Monday, 4 July 2011

Sweets for my sweet

It's been a busy couple of weeks. Busy, satisfying and a bit sticky. On Saturday, just after spending three days in Burgundy, I was helping out at my daughter's school summer fête, manning a stall selling jars of sweets to raise funds. We'd collected used jam jars from other parents which we filled with sweets and decorated with gingham fabric. Even if we say so ourselves, they looked pretty tempting!

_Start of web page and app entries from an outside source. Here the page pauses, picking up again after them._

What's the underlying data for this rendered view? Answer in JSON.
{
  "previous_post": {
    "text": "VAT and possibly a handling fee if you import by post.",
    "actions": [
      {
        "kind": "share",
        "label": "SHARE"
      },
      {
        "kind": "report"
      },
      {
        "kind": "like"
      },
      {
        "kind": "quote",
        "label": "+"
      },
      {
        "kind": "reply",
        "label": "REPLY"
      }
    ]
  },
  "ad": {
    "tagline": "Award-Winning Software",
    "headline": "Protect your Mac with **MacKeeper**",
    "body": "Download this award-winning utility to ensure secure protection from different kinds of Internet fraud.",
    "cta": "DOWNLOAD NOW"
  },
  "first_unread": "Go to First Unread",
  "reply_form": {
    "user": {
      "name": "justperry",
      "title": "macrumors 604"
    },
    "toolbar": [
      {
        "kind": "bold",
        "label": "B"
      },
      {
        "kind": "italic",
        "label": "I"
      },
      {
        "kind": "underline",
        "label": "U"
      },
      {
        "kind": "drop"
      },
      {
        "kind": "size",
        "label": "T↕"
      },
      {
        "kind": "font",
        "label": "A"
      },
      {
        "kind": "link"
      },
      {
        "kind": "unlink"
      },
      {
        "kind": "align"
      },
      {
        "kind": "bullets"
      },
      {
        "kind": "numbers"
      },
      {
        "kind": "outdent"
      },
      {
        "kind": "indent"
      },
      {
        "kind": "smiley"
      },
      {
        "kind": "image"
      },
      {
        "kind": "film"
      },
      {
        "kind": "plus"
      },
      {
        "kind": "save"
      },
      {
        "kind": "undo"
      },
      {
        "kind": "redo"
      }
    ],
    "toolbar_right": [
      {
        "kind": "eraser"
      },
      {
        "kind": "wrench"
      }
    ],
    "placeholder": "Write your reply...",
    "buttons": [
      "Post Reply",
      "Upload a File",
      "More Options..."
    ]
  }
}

Some sweets had been bought, such as chocolate eclairs and jelly strawberries, but others I'd made at home: smoked salt tablet, rocky road, chocolate fruit and nut clusters, peppermint creams and honeycomb. It turns out I love making sweets – I'm becoming a dab-hand with my sugar thermometer – as long as I can give most of them away. My self-control is a work in progress. Mary Berry's Ultimate Cake Book (BBC Books) includes some useful recipes, as does Indulgence: Petits Fours, A Fine Selection of Sweet Treats (Murdoch Books), but here are a couple of recipes.

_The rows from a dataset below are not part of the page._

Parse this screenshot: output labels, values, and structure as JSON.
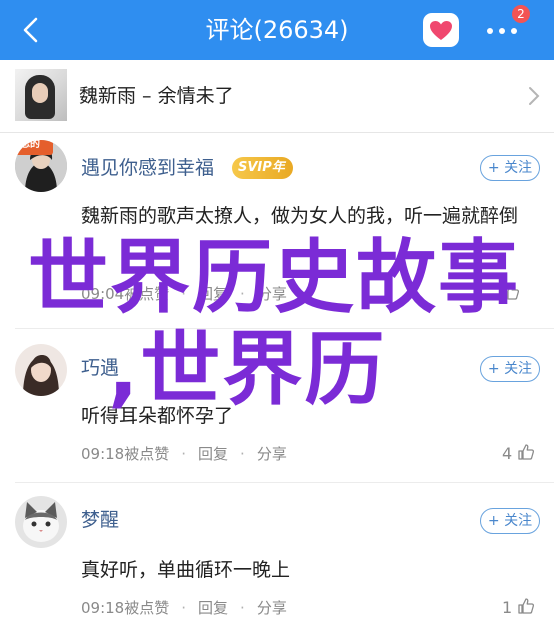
{
  "header": {
    "title": "评论(26634)",
    "badge_count": "2",
    "back_icon": "back-arrow-icon",
    "like_icon": "heart-icon",
    "more_icon": "more-dots-icon",
    "bg_color": "#2f8ef0"
  },
  "song": {
    "title": "魏新雨 – 余情未了"
  },
  "comments": [
    {
      "username": "遇见你感到幸福",
      "vip_badge": "SVIP年",
      "avatar_badge": "遗忘的",
      "follow_label": "+ 关注",
      "text": "魏新雨的歌声太撩人，做为女人的我，听一遍就醉倒",
      "time": "09:04",
      "like_label": "被点赞",
      "reply_label": "回复",
      "share_label": "分享",
      "like_count": ""
    },
    {
      "username": "巧遇",
      "follow_label": "+ 关注",
      "text": "听得耳朵都怀孕了",
      "time": "09:18",
      "like_label": "被点赞",
      "reply_label": "回复",
      "share_label": "分享",
      "like_count": "4"
    },
    {
      "username": "梦醒",
      "follow_label": "+ 关注",
      "text": "真好听，单曲循环一晚上",
      "time": "09:18",
      "like_label": "被点赞",
      "reply_label": "回复",
      "share_label": "分享",
      "like_count": "1"
    }
  ],
  "watermark": {
    "line1": "世界历史故事",
    "line2": ",世界历",
    "color": "#7b2bd6"
  }
}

Peppermint creams
My good friend, Mrs M, recently shared a recipe for peppermint creams. She uses egg white, combined with peppermint essence and sifted icing sugar to make a malleable dough. As I was making mine in advance, I decided, after a bit of online research, to use water instead of egg white. I kneaded together the ingredients, starting with the sugar and 2 teaspoons peppermint essence, adding enough water to make it smooth and pliable. You can shape them by hand, but I rolled out the dough to a thickness of about 5mm on a surface dusted with more icing sugar and used a small shot glass to cut out the mints. Leave them to dry out on a cooking tray covered with greaseproof paper. The dough goes a long way. A 500g pack of sugar yields about 60 mints if you keep gathering up the offcuts, kneading and re-rolling. I didn't dip my mints in dark chocolate as per Mrs M, but almost certainly will next time.

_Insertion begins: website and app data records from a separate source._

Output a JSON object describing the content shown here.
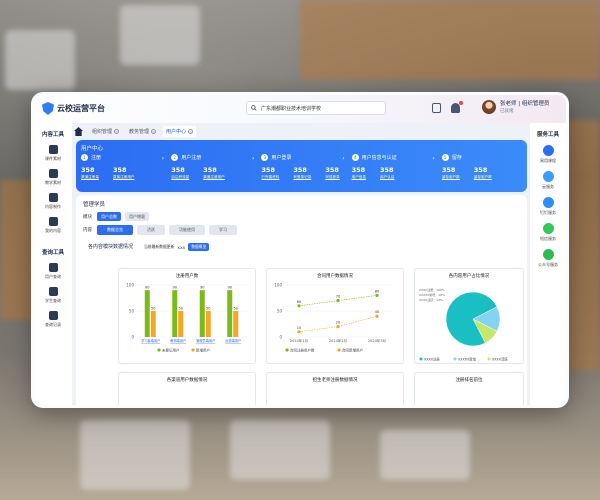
{
  "app": {
    "title": "云校运营平台"
  },
  "search": {
    "placeholder": "广东潮都职业技术培训学校"
  },
  "user": {
    "name": "张老师 | 组织管理员",
    "status": "已就绪"
  },
  "left_sidebar": {
    "content_title": "内容工具",
    "content_items": [
      {
        "label": "课件素材",
        "icon": "megaphone-icon"
      },
      {
        "label": "教学素材",
        "icon": "book-icon"
      },
      {
        "label": "内容制作",
        "icon": "edit-icon"
      },
      {
        "label": "我的内容",
        "icon": "folder-icon"
      }
    ],
    "query_title": "查询工具",
    "query_items": [
      {
        "label": "用户查询",
        "icon": "user-icon"
      },
      {
        "label": "学生查询",
        "icon": "student-icon"
      },
      {
        "label": "查询记录",
        "icon": "record-icon"
      }
    ]
  },
  "right_sidebar": {
    "title": "服务工具",
    "items": [
      {
        "label": "易用课程",
        "icon": "c-logo-icon",
        "color": "#2c6df2"
      },
      {
        "label": "云服务",
        "icon": "cloud-icon",
        "color": "#3b9bff"
      },
      {
        "label": "钉钉服务",
        "icon": "dingtalk-icon",
        "color": "#2f8cf8"
      },
      {
        "label": "短信服务",
        "icon": "message-icon",
        "color": "#34c759"
      },
      {
        "label": "公众号服务",
        "icon": "wechat-icon",
        "color": "#2bbd4e"
      }
    ]
  },
  "tabs": [
    {
      "label": "组织管理"
    },
    {
      "label": "教务管理"
    },
    {
      "label": "用户中心",
      "active": true
    }
  ],
  "banner": {
    "title": "用户中心",
    "steps": [
      {
        "num": "1",
        "title": "注册",
        "values": [
          {
            "n": "358",
            "l": "渠道注册量"
          },
          {
            "n": "358",
            "l": "直接注册用户"
          }
        ]
      },
      {
        "num": "2",
        "title": "用户注册",
        "values": [
          {
            "n": "358",
            "l": "自注册流量"
          },
          {
            "n": "358",
            "l": "渠道注册用户"
          }
        ]
      },
      {
        "num": "3",
        "title": "用户登录",
        "values": [
          {
            "n": "358",
            "l": "已完善资料"
          },
          {
            "n": "358",
            "l": "有登录记录"
          },
          {
            "n": "358",
            "l": "完成登录"
          }
        ]
      },
      {
        "num": "4",
        "title": "用户信息与认证",
        "values": [
          {
            "n": "358",
            "l": "用户信息"
          },
          {
            "n": "358",
            "l": "用户认证"
          }
        ]
      },
      {
        "num": "5",
        "title": "留存",
        "values": [
          {
            "n": "358",
            "l": "留存用户数"
          },
          {
            "n": "358",
            "l": "留存用户率"
          }
        ]
      }
    ]
  },
  "filters": {
    "panel_title": "管理学员",
    "row1_label": "模块",
    "row1": [
      {
        "label": "用户总数",
        "on": true
      },
      {
        "label": "用户增量",
        "on": false
      }
    ],
    "row2_label": "内容",
    "row2": [
      {
        "label": "数据总览",
        "on": true
      },
      {
        "label": "活跃",
        "on": false
      },
      {
        "label": "功能使用",
        "on": false
      },
      {
        "label": "学习",
        "on": false
      }
    ]
  },
  "section": {
    "title": "各内容模块数据情况",
    "ctrl_label": "当前最新数据更新",
    "ctrl_value": "XXX",
    "ctrl_button": "数据概览"
  },
  "chart_data": [
    {
      "type": "bar",
      "title": "注册用户数",
      "categories": [
        "学习者端用户",
        "教师端用户",
        "管理员端用户",
        "运营端用户"
      ],
      "series": [
        {
          "name": "未登记用户",
          "values": [
            90,
            90,
            90,
            90
          ],
          "color": "#7cba1a"
        },
        {
          "name": "新增用户",
          "values": [
            50,
            50,
            50,
            50
          ],
          "color": "#f5a623"
        }
      ],
      "data_labels": [
        "90",
        "50"
      ],
      "ylim": [
        0,
        100
      ],
      "yticks": [
        "100",
        "50",
        "0"
      ]
    },
    {
      "type": "line",
      "title": "合同用户数据情况",
      "x": [
        "2024年1月",
        "2024年2月",
        "2024年3月"
      ],
      "series": [
        {
          "name": "合同注册用户数",
          "values": [
            60,
            70,
            80
          ],
          "color": "#7cba1a"
        },
        {
          "name": "合同新增用户",
          "values": [
            10,
            20,
            40
          ],
          "color": "#f5a623"
        }
      ],
      "yticks": [
        "100",
        "50",
        "0"
      ],
      "ylim": [
        0,
        100
      ]
    },
    {
      "type": "pie",
      "title": "各内容用户占比情况",
      "slices": [
        {
          "name": "XXXX注册",
          "value": 75,
          "color": "#1abfc4"
        },
        {
          "name": "XXXXX新增",
          "value": 15,
          "color": "#86d3f0"
        },
        {
          "name": "XXXX活跃",
          "value": 10,
          "color": "#c4e86a"
        }
      ],
      "labels": [
        "XXXX注册：100%",
        "XXXXX新增：18%",
        "XXXX活跃：12%"
      ]
    },
    {
      "type": "bar",
      "title": "各渠道用户数据情况",
      "categories": [],
      "series": []
    },
    {
      "type": "bar",
      "title": "招生老师注册数据情况",
      "categories": [],
      "series": []
    },
    {
      "type": "bar",
      "title": "注册排名前位",
      "categories": [],
      "series": []
    }
  ]
}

This was much more dramatic and like a school science experiment. Firstly grease a 20 x 30cm baking tray and line with greaseproof paper. Place 325g caster sugar, 2 tablespoons honey, 80ml liquid glucose and 80ml water in a large, heavy-based saucepan. Over a low heat, dissolved the sugar, stirring well with a wooden spoon, increase the heat to medium and bring to the boil. Once it is bubbling away, remove the spoon and leave to boil until it reaches 150°C/300°F (hard crack stage). This takes 8 to 10 minutes and the colour will darken to an amber tone. Once the caramel is ready, you need to quickly stir in 1 tablespoon of bicarbonate of soda. Pour the foamy caramel into the prepared baking tray and leave to set. Cut into pieces or break into shards. Honeycomb can, of course, be dipped in chocolate (I prefer to use 70% dark chocolate). Sprinkling it over ice cream wouldn't be too bad either.